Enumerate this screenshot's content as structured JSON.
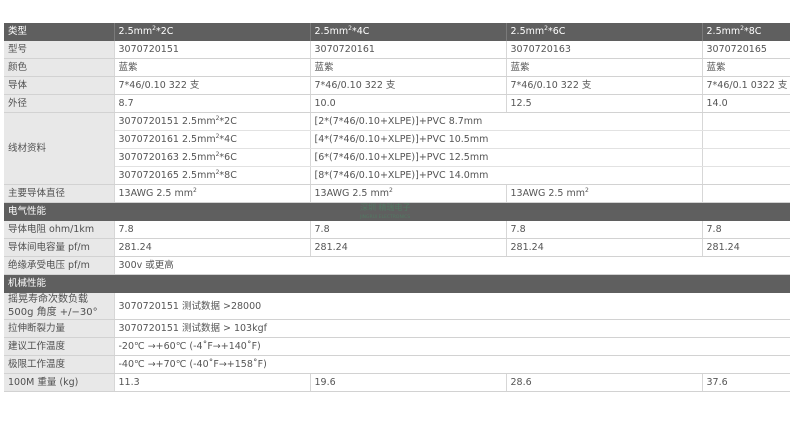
{
  "header": {
    "type_label": "类型",
    "types": [
      {
        "base": "2.5mm",
        "sup": "2",
        "tail": "*2C"
      },
      {
        "base": "2.5mm",
        "sup": "2",
        "tail": "*4C"
      },
      {
        "base": "2.5mm",
        "sup": "2",
        "tail": "*6C"
      },
      {
        "base": "2.5mm",
        "sup": "2",
        "tail": "*8C"
      }
    ]
  },
  "rows": {
    "model": {
      "label": "型号",
      "values": [
        "3070720151",
        "3070720161",
        "3070720163",
        "3070720165"
      ]
    },
    "color": {
      "label": "颜色",
      "values": [
        "蓝紫",
        "蓝紫",
        "蓝紫",
        "蓝紫"
      ]
    },
    "conductor": {
      "label": "导体",
      "values": [
        "7*46/0.10  322 支",
        "7*46/0.10  322 支",
        "7*46/0.10  322 支",
        "7*46/0.1  0322 支"
      ]
    },
    "od": {
      "label": "外径",
      "values": [
        "8.7",
        "10.0",
        "12.5",
        "14.0"
      ]
    }
  },
  "cable_info": {
    "label": "线材资料",
    "items": [
      {
        "model": "3070720151  2.5mm",
        "sup": "2",
        "tail": "*2C",
        "spec": "[2*(7*46/0.10+XLPE)]+PVC 8.7mm"
      },
      {
        "model": "3070720161  2.5mm",
        "sup": "2",
        "tail": "*4C",
        "spec": "[4*(7*46/0.10+XLPE)]+PVC 10.5mm"
      },
      {
        "model": "3070720163  2.5mm",
        "sup": "2",
        "tail": "*6C",
        "spec": "[6*(7*46/0.10+XLPE)]+PVC 12.5mm"
      },
      {
        "model": "3070720165  2.5mm",
        "sup": "2",
        "tail": "*8C",
        "spec": "[8*(7*46/0.10+XLPE)]+PVC 14.0mm"
      }
    ]
  },
  "main_diameter": {
    "label": "主要导体直径",
    "values": [
      {
        "base": "13AWG 2.5 mm",
        "sup": "2"
      },
      {
        "base": "13AWG 2.5 mm",
        "sup": "2"
      },
      {
        "base": "13AWG 2.5 mm",
        "sup": "2"
      }
    ]
  },
  "electrical": {
    "section": "电气性能",
    "resistance": {
      "label": "导体电阻 ohm/1km",
      "values": [
        "7.8",
        "7.8",
        "7.8",
        "7.8"
      ]
    },
    "capacitance": {
      "label": "导体间电容量 pf/m",
      "values": [
        "281.24",
        "281.24",
        "281.24",
        "281.24"
      ]
    },
    "voltage": {
      "label": "绝缘承受电压 pf/m",
      "value": "300v 或更高"
    }
  },
  "mechanical": {
    "section": "机械性能",
    "swing": {
      "label_line1": "摇晃寿命次数负载",
      "label_line2": "500g 角度 +/−30°",
      "value": "3070720151 测试数据 >28000"
    },
    "tensile": {
      "label": "拉伸断裂力量",
      "value": "3070720151 测试数据 > 103kgf"
    },
    "rec_temp": {
      "label": "建议工作温度",
      "value": "-20℃ →+60℃ (-4˚F→+140˚F)"
    },
    "limit_temp": {
      "label": "极限工作温度",
      "value": "-40℃ →+70℃ (-40˚F→+158˚F)"
    },
    "weight": {
      "label": "100M 重量 (kg)",
      "values": [
        "11.3",
        "19.6",
        "28.6",
        "37.6"
      ]
    }
  },
  "watermark": {
    "line1": "深圳 精瑞电子",
    "line2": "JINGRUI ELECTRONICS"
  },
  "colors": {
    "header_bg": "#5f5f5f",
    "label_bg": "#e8e8e8",
    "border": "#d2d2d2"
  }
}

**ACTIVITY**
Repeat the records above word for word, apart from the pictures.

**RESPONSE AREA**
Enumerate this screenshot's content as structured JSON.
{
  "header": {
    "type_label": "类型",
    "types": [
      {
        "base": "2.5mm",
        "sup": "2",
        "tail": "*2C"
      },
      {
        "base": "2.5mm",
        "sup": "2",
        "tail": "*4C"
      },
      {
        "base": "2.5mm",
        "sup": "2",
        "tail": "*6C"
      },
      {
        "base": "2.5mm",
        "sup": "2",
        "tail": "*8C"
      }
    ]
  },
  "rows": {
    "model": {
      "label": "型号",
      "values": [
        "3070720151",
        "3070720161",
        "3070720163",
        "3070720165"
      ]
    },
    "color": {
      "label": "颜色",
      "values": [
        "蓝紫",
        "蓝紫",
        "蓝紫",
        "蓝紫"
      ]
    },
    "conductor": {
      "label": "导体",
      "values": [
        "7*46/0.10  322 支",
        "7*46/0.10  322 支",
        "7*46/0.10  322 支",
        "7*46/0.1  0322 支"
      ]
    },
    "od": {
      "label": "外径",
      "values": [
        "8.7",
        "10.0",
        "12.5",
        "14.0"
      ]
    }
  },
  "cable_info": {
    "label": "线材资料",
    "items": [
      {
        "model": "3070720151  2.5mm",
        "sup": "2",
        "tail": "*2C",
        "spec": "[2*(7*46/0.10+XLPE)]+PVC 8.7mm"
      },
      {
        "model": "3070720161  2.5mm",
        "sup": "2",
        "tail": "*4C",
        "spec": "[4*(7*46/0.10+XLPE)]+PVC 10.5mm"
      },
      {
        "model": "3070720163  2.5mm",
        "sup": "2",
        "tail": "*6C",
        "spec": "[6*(7*46/0.10+XLPE)]+PVC 12.5mm"
      },
      {
        "model": "3070720165  2.5mm",
        "sup": "2",
        "tail": "*8C",
        "spec": "[8*(7*46/0.10+XLPE)]+PVC 14.0mm"
      }
    ]
  },
  "main_diameter": {
    "label": "主要导体直径",
    "values": [
      {
        "base": "13AWG 2.5 mm",
        "sup": "2"
      },
      {
        "base": "13AWG 2.5 mm",
        "sup": "2"
      },
      {
        "base": "13AWG 2.5 mm",
        "sup": "2"
      }
    ]
  },
  "electrical": {
    "section": "电气性能",
    "resistance": {
      "label": "导体电阻 ohm/1km",
      "values": [
        "7.8",
        "7.8",
        "7.8",
        "7.8"
      ]
    },
    "capacitance": {
      "label": "导体间电容量 pf/m",
      "values": [
        "281.24",
        "281.24",
        "281.24",
        "281.24"
      ]
    },
    "voltage": {
      "label": "绝缘承受电压 pf/m",
      "value": "300v 或更高"
    }
  },
  "mechanical": {
    "section": "机械性能",
    "swing": {
      "label_line1": "摇晃寿命次数负载",
      "label_line2": "500g 角度 +/−30°",
      "value": "3070720151 测试数据 >28000"
    },
    "tensile": {
      "label": "拉伸断裂力量",
      "value": "3070720151 测试数据 > 103kgf"
    },
    "rec_temp": {
      "label": "建议工作温度",
      "value": "-20℃ →+60℃ (-4˚F→+140˚F)"
    },
    "limit_temp": {
      "label": "极限工作温度",
      "value": "-40℃ →+70℃ (-40˚F→+158˚F)"
    },
    "weight": {
      "label": "100M 重量 (kg)",
      "values": [
        "11.3",
        "19.6",
        "28.6",
        "37.6"
      ]
    }
  },
  "watermark": {
    "line1": "深圳 精瑞电子",
    "line2": "JINGRUI ELECTRONICS"
  },
  "colors": {
    "header_bg": "#5f5f5f",
    "label_bg": "#e8e8e8",
    "border": "#d2d2d2"
  }
}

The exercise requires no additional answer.